In terms of transportation, FIFA says that every stadium must have an airport that can handle at least 1,450 people per hour. FIFA requires at least 1,760 to 8,080 hotel rooms for spectators in each host city, as well as 72 base camp hotels for teams and referees and 4 hotels for each stadium location.
Although Qatar is not a superpower in football and neither of its football clubs is as popular as European clubs, the country had to develop its infrastructure as per FIFA’s requirements. Therefore, the country has to invest a lot of money. According to a CNBC source, Qatar is spending a total of $220 billion to host the FIFA World Cup in 2022, which is more than 60 times more than the $3.6 billion spent on the 2010 FIFA World Cup, hosted in South Africa.
On the other hand, Brazil and Russia spent $15 billion and $11.7 billion, respectively, on the 20th and 21st editions of the World Cup in 2014 and 2018. According to a Statista report, of the total $11.7 billion Russia spent on hosting the 2018 World Cup, $6.11 billion was spent on transportation infrastructure, $3.5 billion on sports facility construction and reconstruction, and $680 million on accommodation facilities infrastructure development.
Qatar is one of the oil-rich countries in the Middle East. However, like other Middle Eastern countries, Qatar is trying to diversify its oil-dependent economy. Among these, Dubai in the United Arab Emirates has already established itself as a tourist destination and business hub, and Saudi Arabia is also trying to follow the same path.
Qatar is already a transportation hub, and the country is trying to promote itself globally as a tourist destination by hosting the World Cup in 2022 in the future, it’s trying to establish itself as a tourism and business hub.
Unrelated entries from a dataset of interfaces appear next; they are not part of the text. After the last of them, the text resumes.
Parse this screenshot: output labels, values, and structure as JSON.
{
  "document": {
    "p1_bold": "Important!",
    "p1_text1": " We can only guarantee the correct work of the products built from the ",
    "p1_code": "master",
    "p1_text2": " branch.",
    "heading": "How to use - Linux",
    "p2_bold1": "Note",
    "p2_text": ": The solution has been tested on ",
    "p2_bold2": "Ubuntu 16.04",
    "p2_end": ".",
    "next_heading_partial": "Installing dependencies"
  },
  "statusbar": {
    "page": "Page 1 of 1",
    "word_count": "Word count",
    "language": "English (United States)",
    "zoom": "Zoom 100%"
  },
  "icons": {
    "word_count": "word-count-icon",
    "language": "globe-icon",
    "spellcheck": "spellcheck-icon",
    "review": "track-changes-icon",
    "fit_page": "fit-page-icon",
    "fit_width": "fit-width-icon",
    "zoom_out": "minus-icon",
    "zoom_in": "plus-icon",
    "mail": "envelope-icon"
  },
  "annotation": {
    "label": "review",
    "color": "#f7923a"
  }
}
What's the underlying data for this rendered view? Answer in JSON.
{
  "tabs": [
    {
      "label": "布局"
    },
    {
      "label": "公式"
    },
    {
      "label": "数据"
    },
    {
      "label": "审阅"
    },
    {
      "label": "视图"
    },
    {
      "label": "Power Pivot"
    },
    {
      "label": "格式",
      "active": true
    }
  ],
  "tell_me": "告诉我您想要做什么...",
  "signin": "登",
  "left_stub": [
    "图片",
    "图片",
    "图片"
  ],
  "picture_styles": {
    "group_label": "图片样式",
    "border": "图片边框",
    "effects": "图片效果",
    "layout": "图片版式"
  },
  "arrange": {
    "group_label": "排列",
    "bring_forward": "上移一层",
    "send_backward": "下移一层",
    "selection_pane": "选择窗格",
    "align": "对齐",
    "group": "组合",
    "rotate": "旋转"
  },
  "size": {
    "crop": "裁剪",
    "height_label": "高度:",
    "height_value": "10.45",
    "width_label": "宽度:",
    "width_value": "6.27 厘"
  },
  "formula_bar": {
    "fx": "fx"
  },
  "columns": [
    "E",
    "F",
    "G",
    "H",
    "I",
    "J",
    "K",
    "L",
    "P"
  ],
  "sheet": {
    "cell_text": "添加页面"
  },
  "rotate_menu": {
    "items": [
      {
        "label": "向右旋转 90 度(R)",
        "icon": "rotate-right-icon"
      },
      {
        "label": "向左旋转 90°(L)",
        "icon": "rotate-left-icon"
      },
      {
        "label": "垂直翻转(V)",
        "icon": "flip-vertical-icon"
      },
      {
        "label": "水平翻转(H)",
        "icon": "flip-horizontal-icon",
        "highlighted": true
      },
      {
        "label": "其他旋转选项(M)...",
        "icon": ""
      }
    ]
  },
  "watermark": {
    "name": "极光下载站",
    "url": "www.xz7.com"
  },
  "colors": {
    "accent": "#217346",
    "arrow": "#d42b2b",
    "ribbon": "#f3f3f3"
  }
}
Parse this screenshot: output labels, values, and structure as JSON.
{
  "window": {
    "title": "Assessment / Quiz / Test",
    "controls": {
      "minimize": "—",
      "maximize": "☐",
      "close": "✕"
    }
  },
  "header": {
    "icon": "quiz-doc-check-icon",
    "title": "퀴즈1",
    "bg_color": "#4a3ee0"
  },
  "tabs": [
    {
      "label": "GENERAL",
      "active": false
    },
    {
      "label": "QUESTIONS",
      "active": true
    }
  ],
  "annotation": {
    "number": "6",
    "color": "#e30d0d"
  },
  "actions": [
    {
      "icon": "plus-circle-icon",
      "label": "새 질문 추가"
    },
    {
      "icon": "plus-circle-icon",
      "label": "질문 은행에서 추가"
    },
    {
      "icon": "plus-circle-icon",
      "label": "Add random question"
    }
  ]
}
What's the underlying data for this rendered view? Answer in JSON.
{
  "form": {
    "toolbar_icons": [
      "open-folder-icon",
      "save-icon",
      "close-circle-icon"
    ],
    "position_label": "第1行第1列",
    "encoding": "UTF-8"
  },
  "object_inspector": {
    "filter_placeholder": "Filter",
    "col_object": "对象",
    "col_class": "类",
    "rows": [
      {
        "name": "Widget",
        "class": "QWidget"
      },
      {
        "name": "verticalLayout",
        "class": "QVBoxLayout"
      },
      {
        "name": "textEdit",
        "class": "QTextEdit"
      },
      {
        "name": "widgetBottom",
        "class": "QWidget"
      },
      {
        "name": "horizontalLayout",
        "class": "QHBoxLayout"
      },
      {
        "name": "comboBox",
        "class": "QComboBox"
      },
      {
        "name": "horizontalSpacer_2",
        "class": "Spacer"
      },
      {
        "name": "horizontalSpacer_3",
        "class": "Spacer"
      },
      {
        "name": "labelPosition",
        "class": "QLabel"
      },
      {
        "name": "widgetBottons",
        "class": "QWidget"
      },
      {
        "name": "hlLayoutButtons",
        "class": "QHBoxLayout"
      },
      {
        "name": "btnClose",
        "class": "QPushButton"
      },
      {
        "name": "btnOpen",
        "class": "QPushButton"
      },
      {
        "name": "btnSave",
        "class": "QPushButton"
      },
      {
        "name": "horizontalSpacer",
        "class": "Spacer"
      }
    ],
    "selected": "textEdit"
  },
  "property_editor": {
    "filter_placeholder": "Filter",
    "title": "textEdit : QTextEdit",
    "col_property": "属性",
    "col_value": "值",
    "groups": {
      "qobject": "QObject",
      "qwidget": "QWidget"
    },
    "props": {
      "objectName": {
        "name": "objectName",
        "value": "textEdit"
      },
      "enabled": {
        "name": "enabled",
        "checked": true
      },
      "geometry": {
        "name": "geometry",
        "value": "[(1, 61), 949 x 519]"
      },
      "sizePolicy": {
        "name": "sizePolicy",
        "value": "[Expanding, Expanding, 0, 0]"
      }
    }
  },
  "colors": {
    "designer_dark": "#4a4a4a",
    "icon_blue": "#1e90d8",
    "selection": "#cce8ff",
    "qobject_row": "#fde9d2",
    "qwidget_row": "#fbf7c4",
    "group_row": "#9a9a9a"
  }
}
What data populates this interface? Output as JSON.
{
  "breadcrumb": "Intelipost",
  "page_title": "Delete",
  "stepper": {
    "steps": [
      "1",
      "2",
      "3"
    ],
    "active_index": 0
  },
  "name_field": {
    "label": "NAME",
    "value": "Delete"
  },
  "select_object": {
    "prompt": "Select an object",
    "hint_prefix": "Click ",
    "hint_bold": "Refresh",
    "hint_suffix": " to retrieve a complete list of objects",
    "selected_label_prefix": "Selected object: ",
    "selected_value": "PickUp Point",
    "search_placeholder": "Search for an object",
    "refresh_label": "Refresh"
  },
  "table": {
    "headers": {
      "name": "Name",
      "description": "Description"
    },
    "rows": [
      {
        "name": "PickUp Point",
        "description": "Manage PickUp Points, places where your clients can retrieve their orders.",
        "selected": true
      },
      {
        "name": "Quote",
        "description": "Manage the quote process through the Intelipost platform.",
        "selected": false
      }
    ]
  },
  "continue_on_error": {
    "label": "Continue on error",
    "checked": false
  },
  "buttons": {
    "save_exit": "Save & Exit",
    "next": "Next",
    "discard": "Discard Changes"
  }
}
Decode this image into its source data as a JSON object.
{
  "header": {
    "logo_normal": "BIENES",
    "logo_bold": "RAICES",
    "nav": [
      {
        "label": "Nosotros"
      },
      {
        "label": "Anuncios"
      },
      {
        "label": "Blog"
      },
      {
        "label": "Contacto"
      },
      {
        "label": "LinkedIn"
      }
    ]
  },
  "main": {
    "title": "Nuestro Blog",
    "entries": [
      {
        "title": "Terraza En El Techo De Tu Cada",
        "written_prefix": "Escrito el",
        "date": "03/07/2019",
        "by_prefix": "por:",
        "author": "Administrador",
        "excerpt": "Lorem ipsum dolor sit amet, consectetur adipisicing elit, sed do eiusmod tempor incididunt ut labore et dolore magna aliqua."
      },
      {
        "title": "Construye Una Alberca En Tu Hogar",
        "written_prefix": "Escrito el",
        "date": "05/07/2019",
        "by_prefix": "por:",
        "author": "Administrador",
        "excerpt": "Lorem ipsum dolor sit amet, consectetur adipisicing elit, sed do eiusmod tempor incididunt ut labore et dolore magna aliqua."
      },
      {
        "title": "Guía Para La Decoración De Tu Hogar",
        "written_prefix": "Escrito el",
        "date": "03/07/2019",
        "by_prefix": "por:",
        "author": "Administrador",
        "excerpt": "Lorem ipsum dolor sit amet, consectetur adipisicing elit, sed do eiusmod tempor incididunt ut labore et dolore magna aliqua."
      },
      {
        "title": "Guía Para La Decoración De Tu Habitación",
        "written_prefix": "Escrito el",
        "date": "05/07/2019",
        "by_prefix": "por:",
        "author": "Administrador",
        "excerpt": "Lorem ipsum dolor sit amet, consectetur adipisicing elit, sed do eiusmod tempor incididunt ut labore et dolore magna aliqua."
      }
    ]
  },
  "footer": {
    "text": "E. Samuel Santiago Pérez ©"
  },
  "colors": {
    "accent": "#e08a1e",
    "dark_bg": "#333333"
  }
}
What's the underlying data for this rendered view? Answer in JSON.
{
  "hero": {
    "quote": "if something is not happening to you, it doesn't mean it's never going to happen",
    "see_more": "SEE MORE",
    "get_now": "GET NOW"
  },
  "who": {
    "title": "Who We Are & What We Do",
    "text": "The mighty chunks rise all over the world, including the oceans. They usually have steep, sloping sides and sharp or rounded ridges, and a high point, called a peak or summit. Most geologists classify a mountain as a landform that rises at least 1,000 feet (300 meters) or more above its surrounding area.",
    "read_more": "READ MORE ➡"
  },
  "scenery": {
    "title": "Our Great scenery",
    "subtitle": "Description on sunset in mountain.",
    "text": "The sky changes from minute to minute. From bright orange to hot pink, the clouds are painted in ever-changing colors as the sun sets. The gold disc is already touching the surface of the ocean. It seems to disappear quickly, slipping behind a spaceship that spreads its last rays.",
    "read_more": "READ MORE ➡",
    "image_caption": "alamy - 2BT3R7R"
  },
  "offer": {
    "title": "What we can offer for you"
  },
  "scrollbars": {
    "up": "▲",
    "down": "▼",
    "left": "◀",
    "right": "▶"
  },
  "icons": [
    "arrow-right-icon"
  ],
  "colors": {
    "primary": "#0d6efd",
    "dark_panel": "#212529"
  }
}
In view of this, most of the country’s infrastructure projects for hosting the World Cup are being developed in line with the country’s future Qatar 2030 National plan. The country has spent $6.5 billion to $10 billion on building the stadiums for the World Cup, and the rest of the 220 billion dollars is being spent on various transportation infrastructure and innovation centers in the country.
For example, since 2014, the country has spent a total of $16 billion to increase the passenger handling capacity of the operational Hamad International Airport from 30 million to 50 million. In addition, the Doha Metro system has been built to facilitate fast travel to various parts of the city for fans arriving for the World Cup and tourists visiting Qatar in the future, which cost $36 billion. Apart from this, Qatar has invested $45 billion to build Lusail city, an entirely new city, in addition to building 100 new hotels, hospitality centers, and shopping malls to provide proper accommodation for audiences and tourists during the World Cup season and beyond.
Although Qatar has already spent a lot to host FIFA World Cup 2022, the country has seen a vast amount of infrastructure and communication development which is likely to be very fruitful for the country’s economy in the future. Multinational companies which have not established their business in Qatar due to a lack of proper infrastructure will now be interested in running their operations there.
In addition, a large number of tourists will visit the country during and after the World Cup, which will greatly increase the growth of Qatar’s tourism industry. According to a Bloomberg report, Qatar will be able to attract 1.2 million visitors to the 22nd edition of the FIFA World Cup, which starts in November. On the other hand, according to a source from The Athletic, FIFA authorities have already received 1.2 million ticket requests within 24 hours of the World Cup ticket sales in January 2022. In addition, the World Cup is expected to add another $17 billion to the country’s economy.